What is needed: Across the entries below, how many lines contain the string "version"? Only the number is wanted.

Start of Source information

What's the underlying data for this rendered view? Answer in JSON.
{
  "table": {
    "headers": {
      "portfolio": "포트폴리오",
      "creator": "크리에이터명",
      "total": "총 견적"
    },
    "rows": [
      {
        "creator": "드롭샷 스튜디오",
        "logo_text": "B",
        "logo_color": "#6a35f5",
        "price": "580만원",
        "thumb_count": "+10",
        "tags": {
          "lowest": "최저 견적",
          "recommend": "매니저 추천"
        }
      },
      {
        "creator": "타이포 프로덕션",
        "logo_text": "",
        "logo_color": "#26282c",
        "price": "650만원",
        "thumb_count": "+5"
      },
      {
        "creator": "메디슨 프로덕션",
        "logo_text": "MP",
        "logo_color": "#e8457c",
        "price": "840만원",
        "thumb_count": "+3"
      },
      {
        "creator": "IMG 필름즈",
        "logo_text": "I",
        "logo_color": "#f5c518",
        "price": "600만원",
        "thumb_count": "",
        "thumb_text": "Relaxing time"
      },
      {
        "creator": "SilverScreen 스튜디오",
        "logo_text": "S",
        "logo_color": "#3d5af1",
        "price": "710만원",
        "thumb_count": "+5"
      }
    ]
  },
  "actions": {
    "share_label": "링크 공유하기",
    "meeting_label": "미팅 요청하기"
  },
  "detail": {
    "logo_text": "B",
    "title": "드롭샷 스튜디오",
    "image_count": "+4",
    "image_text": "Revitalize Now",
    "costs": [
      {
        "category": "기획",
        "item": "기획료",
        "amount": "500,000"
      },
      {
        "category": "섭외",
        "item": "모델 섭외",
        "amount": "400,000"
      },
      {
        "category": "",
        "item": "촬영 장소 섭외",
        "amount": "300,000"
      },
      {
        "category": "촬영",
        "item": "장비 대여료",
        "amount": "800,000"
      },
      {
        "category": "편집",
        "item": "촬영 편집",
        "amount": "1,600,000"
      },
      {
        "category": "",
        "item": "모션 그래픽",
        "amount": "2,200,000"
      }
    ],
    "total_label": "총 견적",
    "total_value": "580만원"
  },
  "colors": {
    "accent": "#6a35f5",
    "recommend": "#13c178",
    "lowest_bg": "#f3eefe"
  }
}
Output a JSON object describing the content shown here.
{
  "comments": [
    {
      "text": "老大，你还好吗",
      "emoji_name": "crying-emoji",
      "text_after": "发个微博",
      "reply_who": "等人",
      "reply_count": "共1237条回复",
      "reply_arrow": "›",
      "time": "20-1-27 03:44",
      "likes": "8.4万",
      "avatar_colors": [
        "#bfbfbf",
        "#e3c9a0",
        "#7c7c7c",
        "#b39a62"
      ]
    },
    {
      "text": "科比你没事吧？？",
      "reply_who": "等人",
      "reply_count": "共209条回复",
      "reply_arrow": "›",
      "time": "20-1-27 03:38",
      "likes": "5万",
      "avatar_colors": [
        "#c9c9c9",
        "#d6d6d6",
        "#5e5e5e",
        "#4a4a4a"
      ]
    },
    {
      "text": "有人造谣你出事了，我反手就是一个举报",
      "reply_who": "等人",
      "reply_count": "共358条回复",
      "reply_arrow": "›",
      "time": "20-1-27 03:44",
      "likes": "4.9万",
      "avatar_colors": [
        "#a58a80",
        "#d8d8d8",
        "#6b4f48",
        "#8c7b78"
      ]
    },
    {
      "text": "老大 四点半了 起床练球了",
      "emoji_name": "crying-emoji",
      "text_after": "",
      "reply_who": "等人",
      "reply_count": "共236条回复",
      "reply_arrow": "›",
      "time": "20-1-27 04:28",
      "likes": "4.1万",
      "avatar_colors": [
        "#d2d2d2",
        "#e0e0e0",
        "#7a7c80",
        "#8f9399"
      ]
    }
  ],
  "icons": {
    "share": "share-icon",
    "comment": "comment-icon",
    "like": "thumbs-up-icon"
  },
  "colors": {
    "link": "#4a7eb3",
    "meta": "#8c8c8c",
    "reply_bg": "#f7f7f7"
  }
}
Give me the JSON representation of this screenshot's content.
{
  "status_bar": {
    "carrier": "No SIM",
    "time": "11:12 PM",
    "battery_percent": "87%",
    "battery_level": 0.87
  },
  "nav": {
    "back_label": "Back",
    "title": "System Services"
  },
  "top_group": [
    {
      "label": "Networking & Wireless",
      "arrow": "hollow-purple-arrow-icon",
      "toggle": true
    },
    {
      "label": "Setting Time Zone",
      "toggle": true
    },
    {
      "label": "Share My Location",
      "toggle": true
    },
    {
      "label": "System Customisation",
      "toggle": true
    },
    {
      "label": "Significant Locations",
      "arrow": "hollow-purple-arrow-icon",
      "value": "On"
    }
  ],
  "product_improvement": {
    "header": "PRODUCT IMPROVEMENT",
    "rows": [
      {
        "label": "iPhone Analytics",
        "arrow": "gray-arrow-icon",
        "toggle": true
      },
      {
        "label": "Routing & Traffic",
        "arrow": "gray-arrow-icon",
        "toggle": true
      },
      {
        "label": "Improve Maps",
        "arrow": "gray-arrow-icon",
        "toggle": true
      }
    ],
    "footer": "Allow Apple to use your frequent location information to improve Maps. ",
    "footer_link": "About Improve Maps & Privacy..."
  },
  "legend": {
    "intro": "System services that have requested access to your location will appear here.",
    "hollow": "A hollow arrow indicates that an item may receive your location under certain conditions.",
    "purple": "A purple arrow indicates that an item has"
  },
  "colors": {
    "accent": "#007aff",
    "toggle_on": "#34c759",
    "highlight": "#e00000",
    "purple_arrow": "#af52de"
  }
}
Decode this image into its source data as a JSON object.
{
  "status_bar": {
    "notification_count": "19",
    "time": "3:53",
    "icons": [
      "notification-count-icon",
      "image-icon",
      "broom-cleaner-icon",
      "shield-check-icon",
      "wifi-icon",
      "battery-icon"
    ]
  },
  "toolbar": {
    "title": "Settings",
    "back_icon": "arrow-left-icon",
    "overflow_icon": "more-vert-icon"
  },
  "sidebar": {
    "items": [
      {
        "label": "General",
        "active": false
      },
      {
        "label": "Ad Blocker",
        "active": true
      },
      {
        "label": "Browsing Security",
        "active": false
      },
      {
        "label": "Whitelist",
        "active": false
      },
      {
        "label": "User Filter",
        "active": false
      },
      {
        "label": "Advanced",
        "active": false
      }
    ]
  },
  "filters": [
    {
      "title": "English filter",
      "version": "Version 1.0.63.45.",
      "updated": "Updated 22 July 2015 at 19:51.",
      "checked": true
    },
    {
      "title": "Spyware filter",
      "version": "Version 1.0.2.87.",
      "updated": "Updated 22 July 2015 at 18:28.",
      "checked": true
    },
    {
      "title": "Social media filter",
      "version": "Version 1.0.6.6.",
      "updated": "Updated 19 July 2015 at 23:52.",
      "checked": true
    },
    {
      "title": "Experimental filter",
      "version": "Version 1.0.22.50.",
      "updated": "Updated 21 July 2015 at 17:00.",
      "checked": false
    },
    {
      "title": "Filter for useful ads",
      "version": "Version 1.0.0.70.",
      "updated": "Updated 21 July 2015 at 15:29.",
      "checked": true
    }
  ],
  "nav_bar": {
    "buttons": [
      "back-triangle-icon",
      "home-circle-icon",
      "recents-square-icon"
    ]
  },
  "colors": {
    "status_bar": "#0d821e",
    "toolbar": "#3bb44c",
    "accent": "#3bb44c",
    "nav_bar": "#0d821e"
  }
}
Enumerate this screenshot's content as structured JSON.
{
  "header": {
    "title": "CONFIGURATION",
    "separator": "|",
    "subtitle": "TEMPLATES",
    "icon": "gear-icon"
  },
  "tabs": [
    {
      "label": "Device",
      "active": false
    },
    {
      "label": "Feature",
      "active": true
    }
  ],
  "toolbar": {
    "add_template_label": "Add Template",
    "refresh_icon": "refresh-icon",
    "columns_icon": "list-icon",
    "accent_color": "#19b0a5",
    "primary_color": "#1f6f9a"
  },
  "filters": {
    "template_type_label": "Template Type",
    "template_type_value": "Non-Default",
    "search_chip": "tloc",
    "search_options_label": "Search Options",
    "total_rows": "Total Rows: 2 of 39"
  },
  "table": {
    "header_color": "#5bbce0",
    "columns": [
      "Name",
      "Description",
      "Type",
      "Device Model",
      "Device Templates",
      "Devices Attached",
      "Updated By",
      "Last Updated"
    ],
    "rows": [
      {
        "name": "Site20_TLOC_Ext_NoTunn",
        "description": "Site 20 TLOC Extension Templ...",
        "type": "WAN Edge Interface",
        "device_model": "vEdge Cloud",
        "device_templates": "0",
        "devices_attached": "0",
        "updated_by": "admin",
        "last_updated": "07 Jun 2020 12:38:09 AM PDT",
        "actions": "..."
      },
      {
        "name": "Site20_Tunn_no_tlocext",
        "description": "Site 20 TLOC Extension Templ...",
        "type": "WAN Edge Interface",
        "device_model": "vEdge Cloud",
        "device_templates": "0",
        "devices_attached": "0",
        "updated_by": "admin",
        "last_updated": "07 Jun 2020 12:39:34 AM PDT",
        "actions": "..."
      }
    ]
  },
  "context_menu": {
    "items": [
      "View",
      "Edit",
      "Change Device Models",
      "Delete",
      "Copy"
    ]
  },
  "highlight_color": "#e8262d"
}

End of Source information

Your solution: 5